It’s a sad fact that we’re all getting older. Our youthful enthusiasm to try new things, hang out late, and no fear… well, becomes “less enthusiastic.”
I had an eye-opening, frightful, first-time experience of this aging thing the other night. Damn, it’s hard to realize that what happened could definitely be a result of getting older.
On Tuesday night, I had an experience that jolted me into a different reality and way of thinking.

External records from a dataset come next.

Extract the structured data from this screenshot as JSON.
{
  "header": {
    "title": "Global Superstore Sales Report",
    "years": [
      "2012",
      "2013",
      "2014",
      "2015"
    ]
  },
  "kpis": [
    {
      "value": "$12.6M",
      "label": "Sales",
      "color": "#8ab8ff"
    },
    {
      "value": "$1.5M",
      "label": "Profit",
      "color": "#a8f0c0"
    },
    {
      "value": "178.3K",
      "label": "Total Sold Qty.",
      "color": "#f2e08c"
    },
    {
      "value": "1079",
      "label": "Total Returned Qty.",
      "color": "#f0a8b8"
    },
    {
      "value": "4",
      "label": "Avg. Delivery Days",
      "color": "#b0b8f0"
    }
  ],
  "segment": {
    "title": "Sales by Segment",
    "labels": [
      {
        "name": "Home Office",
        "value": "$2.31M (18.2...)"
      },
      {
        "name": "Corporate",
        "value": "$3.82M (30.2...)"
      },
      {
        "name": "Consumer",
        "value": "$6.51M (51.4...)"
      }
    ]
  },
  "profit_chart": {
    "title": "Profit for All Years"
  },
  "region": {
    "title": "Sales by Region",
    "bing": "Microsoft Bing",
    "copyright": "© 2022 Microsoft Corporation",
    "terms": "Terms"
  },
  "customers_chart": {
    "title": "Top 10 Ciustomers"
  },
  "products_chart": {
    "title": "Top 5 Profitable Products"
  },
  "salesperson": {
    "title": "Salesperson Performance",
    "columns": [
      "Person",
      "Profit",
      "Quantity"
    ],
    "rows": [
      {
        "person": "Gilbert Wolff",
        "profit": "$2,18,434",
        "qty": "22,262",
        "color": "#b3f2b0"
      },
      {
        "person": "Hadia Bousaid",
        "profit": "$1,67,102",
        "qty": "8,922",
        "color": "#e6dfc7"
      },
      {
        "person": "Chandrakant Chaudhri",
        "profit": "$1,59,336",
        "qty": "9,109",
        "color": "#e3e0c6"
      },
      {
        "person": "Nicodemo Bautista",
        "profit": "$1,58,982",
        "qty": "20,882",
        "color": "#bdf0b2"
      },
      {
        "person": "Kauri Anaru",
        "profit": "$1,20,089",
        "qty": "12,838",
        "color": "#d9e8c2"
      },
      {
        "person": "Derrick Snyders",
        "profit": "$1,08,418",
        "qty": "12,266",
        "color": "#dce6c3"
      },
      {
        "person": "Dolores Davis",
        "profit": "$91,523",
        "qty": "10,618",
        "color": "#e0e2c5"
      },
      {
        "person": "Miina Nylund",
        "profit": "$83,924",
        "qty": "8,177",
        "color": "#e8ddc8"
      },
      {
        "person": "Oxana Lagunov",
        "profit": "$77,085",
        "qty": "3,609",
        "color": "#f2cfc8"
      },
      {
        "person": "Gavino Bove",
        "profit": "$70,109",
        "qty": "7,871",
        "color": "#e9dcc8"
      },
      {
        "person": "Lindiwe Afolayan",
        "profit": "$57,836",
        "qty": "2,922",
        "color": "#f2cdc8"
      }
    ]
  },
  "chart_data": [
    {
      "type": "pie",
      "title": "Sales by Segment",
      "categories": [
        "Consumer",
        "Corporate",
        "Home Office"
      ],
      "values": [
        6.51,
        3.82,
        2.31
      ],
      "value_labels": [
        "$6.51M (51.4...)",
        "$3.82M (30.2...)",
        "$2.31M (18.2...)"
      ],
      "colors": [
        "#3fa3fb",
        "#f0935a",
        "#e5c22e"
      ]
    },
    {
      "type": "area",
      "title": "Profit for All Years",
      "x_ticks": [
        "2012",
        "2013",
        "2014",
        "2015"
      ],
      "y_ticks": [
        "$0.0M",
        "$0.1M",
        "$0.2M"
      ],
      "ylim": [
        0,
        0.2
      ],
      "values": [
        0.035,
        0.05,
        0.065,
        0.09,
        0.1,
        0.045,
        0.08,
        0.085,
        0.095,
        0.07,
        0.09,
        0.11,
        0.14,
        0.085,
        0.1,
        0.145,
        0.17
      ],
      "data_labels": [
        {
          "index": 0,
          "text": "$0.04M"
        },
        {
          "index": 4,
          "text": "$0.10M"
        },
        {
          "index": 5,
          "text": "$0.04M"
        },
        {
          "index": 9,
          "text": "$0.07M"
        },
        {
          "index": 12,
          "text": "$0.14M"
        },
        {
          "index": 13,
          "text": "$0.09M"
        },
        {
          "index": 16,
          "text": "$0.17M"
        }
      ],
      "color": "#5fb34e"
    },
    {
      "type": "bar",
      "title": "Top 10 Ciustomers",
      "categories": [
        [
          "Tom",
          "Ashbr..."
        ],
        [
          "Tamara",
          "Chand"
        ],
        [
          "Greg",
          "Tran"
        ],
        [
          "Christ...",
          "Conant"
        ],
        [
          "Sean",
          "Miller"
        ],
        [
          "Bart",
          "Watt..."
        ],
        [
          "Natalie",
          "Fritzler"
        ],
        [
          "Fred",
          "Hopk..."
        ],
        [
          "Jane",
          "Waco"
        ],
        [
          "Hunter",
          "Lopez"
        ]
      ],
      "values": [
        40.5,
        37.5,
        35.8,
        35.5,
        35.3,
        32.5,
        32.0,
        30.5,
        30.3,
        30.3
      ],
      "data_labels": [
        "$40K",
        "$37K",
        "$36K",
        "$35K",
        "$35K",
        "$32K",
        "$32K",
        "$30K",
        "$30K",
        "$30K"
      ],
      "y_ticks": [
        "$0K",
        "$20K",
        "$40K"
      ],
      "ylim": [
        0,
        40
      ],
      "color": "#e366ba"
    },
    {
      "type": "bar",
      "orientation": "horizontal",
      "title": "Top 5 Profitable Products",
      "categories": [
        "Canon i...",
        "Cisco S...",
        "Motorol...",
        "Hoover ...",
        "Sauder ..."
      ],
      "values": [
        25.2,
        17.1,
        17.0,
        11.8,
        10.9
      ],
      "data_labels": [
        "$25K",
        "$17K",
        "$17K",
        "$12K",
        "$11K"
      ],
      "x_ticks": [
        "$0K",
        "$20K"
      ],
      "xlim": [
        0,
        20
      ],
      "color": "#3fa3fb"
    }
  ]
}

I attended a meeting of the guys (and gals) who lead motorcycle rides for my club. The meeting was held in a restaurant in a densely-over-developed part of my county, about 12 miles away from my home. As the roads go (and avoiding an overly-expensive tollway), the drive would take about 35 minutes (provided there were no traffic delays). While I don’t like that neighborhood, I have been there dozens of times, so I thought I knew how to get there. To calm my concerns, I even looked at a map and made sure that I knew exactly where to go. But I didn’t bring my GPS — I didn’t want any kind of distractions (bad move on my part, in retrospect.)
It was raining, sometimes hard-pelting and wind-driven. It was hard to see. I planned more time for my trip. Glad I did.
A little background also will help put this into perspective. I am “navigationally-challenged.” That means that I can’t find my way out of a box. I get lost easily. Even in sunny, dry weather — it is not unusual for me to take a wrong turn and drive for miles out of my way. It does not take much to throw me off. If I miss a landmark, do not see a street sign, or go on instinct rather than directions, I often find myself wandering all over the place.
While driving (my truck) on Tuesday night — in the dark and in wind-driven rain — I set myself up for disaster. I was paying such close attention to my driving and the other drivers around me that I missed landmarks, street signs, and turns. Eventually I ended up near the destination, but could not find it. I called someone at the meeting and he gave me more specific directions to get there. I arrived, a bit shaken, but on time (because I left home 30 minutes earlier due to the weather.)
When I left the meeting (which was not over, but it was my time to leave as I must be home by 9pm lest I turn into a pumpkin)… I knew where I was and where I was going. Or so I thought.
I drove along, found major roads, but somehow, someway, I made a wrong turn and discovered that I was headed west instead of south and if I continued, I would be way off course. (As they say in my state, “if you get to the river, you’ve gone too far.”)
I turned around and took a different route, using an interstate highway for a short part, but I knew that route very well. I arrived home to the arms of my fiance a bit bedraggled and tired, but unharmed.
… at least physically unharmed. But my psyche was shaken to my core.
I am having a serious self-debate about limiting my driving. At least in the dark and in bad weather. I have noticed over the past few years that I have been reluctant to drive my Harley in the dark. When I noticed that, I went to my eye doctor for a checkup. He said that my eyes are fine and my vision is good (20/20 distance.)
Thus begin the challenges of aging. Blecch. But I know that my peripheral vision is narrower, and my visual acuity is not as good as it once was, particularly distinguishing signs and road markings in the dark.
Life is short: come to the realization that you have to accept reduction in capabilities with aging.